EXERCISE DETAILS
From the first line to the last, output the entries exactly.

MATERIAL SHOWN

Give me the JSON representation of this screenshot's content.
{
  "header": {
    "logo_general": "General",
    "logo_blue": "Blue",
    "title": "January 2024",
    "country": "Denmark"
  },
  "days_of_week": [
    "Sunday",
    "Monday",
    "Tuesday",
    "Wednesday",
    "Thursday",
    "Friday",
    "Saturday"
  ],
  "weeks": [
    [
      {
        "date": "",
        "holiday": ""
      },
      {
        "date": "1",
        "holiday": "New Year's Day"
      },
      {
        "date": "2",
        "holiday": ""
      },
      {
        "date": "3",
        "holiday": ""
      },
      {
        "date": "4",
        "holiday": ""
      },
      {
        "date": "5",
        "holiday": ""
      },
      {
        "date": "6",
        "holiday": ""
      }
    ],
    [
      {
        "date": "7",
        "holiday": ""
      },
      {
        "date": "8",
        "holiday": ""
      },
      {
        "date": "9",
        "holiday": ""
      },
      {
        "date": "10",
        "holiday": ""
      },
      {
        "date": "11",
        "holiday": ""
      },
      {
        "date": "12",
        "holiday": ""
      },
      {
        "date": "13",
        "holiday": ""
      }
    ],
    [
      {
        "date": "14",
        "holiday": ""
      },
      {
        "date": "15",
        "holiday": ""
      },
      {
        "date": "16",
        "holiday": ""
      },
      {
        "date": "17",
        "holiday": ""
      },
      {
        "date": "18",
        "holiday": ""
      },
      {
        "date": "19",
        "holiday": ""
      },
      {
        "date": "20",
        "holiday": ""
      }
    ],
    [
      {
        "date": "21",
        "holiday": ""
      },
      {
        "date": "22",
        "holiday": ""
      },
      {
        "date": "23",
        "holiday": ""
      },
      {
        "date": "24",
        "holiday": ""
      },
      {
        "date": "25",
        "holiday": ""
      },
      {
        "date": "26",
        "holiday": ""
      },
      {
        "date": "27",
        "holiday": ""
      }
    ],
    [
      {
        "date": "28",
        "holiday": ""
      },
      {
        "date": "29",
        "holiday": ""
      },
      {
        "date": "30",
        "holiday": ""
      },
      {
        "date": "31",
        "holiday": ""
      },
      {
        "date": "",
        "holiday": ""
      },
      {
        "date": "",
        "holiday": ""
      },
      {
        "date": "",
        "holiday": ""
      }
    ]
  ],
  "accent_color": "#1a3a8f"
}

ANSWER BELOW
Give me the JSON representation of this screenshot's content.
{
  "header": {
    "logo_general": "General",
    "logo_blue": "Blue",
    "title": "January 2024",
    "country": "Denmark"
  },
  "days_of_week": [
    "Sunday",
    "Monday",
    "Tuesday",
    "Wednesday",
    "Thursday",
    "Friday",
    "Saturday"
  ],
  "weeks": [
    [
      {
        "date": "",
        "holiday": ""
      },
      {
        "date": "1",
        "holiday": "New Year's Day"
      },
      {
        "date": "2",
        "holiday": ""
      },
      {
        "date": "3",
        "holiday": ""
      },
      {
        "date": "4",
        "holiday": ""
      },
      {
        "date": "5",
        "holiday": ""
      },
      {
        "date": "6",
        "holiday": ""
      }
    ],
    [
      {
        "date": "7",
        "holiday": ""
      },
      {
        "date": "8",
        "holiday": ""
      },
      {
        "date": "9",
        "holiday": ""
      },
      {
        "date": "10",
        "holiday": ""
      },
      {
        "date": "11",
        "holiday": ""
      },
      {
        "date": "12",
        "holiday": ""
      },
      {
        "date": "13",
        "holiday": ""
      }
    ],
    [
      {
        "date": "14",
        "holiday": ""
      },
      {
        "date": "15",
        "holiday": ""
      },
      {
        "date": "16",
        "holiday": ""
      },
      {
        "date": "17",
        "holiday": ""
      },
      {
        "date": "18",
        "holiday": ""
      },
      {
        "date": "19",
        "holiday": ""
      },
      {
        "date": "20",
        "holiday": ""
      }
    ],
    [
      {
        "date": "21",
        "holiday": ""
      },
      {
        "date": "22",
        "holiday": ""
      },
      {
        "date": "23",
        "holiday": ""
      },
      {
        "date": "24",
        "holiday": ""
      },
      {
        "date": "25",
        "holiday": ""
      },
      {
        "date": "26",
        "holiday": ""
      },
      {
        "date": "27",
        "holiday": ""
      }
    ],
    [
      {
        "date": "28",
        "holiday": ""
      },
      {
        "date": "29",
        "holiday": ""
      },
      {
        "date": "30",
        "holiday": ""
      },
      {
        "date": "31",
        "holiday": ""
      },
      {
        "date": "",
        "holiday": ""
      },
      {
        "date": "",
        "holiday": ""
      },
      {
        "date": "",
        "holiday": ""
      }
    ]
  ],
  "accent_color": "#1a3a8f"
}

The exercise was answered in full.